Members of the teachers’ union and Princeton Public School Board of Education (BOE) met October 22 for a last ditch attempt to thrash out a new teachers’ contract. It was the 11th time the two sides had met since April and the last before mediation sessions are scheduled to begin in November.
Their previous bargaining session on October 2 ended with a walk-out by union representatives. The talks are intended to form a new contract to replace the 2011-14 contract that expired June 30. Since that time, the district’s teachers have been working under the expired agreement.
The costs of healthcare and salaries continue to be the stumbling block to progress.
After the October 22 meeting the union’s chief negotiator, John Baxter, had this to say: “The Board has told us on numerous occasions, including last night, that they ‘hear us’ on salary and premium contributions. They may hear us, but last night they chose not to respond constructively. The Board has now changed its proposal to five years at Tier 4 premium contribution rates; the Board chose not to move towards a contract but rather moved us farther away. Rather than make concessions, rather than move towards a middle ground where agreements are reached, the Board requested even more from PPS educators.”
At the October 22 meeting, the Board proposed that the new contract run for five years, to expire June 30, 2019. According to Board member Andrea Spalla, it was hoped that by lengthening the parties’ collectively bargained agreement, a longer period of labor peace would ensue, with a concomitant reduction in disruption to the operations of the schools.
The Board proposed “aggregate annual salary increases as follows: 2 percent in year 1; 1.8 percent in year 2; 1.9 percent in year 3; 2 percent in year 4; and 2 percent in year 5.”
According to Mr. Baxter, this offer “continues to be a devalued salary guide. They increased from 1.8 to 2 percent in year one and from 1.86 to 1.9 percent in year three — a .2 and a .04 increase — if we accept all their other proposals,” he said.
According to PREA, the Board appeared to make concessions on some proposals such as the open-ended length of the workday at the high school. “But when asked for confirmation they said ‘no,’ all previous proposals, even those not in the document they presented [that] night, are not withdrawn but still on the table,” said Mr. Baxter, clearly frustrated.
“Despite the Board’s divisive proposals, the PREA offered a major concession on health care,” said, Mr. Baxter, adding that the PREA’s new proposal “will yield greater annual savings in health care premiums than the Board’s proposal. In addition to savings, the PREA proposal does much more to maintain the level of health care coverage whereas the Board’s proposal reduces coverage for PPS educators. The Board acknowledged the positive significance of the PREA’s proposal. They did not, however, counter-offer.”

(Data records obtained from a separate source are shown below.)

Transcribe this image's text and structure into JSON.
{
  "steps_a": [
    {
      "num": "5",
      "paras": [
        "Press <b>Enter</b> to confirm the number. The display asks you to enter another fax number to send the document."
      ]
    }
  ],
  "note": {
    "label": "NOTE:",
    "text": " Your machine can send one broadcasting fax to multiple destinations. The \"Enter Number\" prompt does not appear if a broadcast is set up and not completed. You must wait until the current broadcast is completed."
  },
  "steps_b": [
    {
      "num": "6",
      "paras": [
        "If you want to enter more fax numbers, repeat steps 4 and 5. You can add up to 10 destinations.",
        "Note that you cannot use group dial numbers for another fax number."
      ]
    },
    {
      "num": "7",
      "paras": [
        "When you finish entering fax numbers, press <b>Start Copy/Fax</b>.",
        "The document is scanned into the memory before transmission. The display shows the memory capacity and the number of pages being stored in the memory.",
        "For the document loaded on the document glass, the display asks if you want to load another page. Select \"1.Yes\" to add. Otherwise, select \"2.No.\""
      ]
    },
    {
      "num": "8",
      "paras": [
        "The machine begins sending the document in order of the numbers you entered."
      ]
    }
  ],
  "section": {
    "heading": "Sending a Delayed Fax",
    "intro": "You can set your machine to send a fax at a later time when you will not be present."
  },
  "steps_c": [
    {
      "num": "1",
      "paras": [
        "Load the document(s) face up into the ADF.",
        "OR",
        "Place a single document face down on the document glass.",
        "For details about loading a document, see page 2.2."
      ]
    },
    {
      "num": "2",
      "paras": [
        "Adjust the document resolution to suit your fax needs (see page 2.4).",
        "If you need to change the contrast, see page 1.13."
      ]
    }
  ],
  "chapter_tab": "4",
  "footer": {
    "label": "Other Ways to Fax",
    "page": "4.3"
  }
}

In a statement to Town Topics, the Board said: “The Board proposed that in order to reduce PREA members’ healthcare premium costs, PREA members would pay a total annual deductible of $100 (for employees with single, parent/child or member/spouse coverage levels) or $200 (for employees with family coverage levels); and that PREA members’ co-payment amounts would increase from current levels of $10 per visit to $15 for doctor visits and $20 for specialist visits. Currently PREA members have no deductibles. All wellness visits, by law, would continue to be free and not subject to co-pays. For these modest increases in deductible and co-pay amounts, each employee would see meaningful reductions in their individual premium costs in each paycheck.”
“It appears that the parties remain at an impasse,” said Jennifer Lea Cohan of the new group Community for Princeton Public Schools. “This is disappointing news, and we hope that, with the help of mediation, they will find common ground for the good of all involved.”
A somewhat more optimistic member of the district’s BOE, Andrea Spalla, said, “Last week’s meeting may not have resulted in an agreement — yet — but we feel it marked some progress, from both teams, towards a shared solution.”
Further talks facilitated by state-appointed mediator Kathy Vogt, Esq. begin November 20.
Ms. Vogt is no stranger to the district. She assisted with negotiations for the 2011-14 contract.
The Board of Education held a public meeting last night after Town Topics press deadline.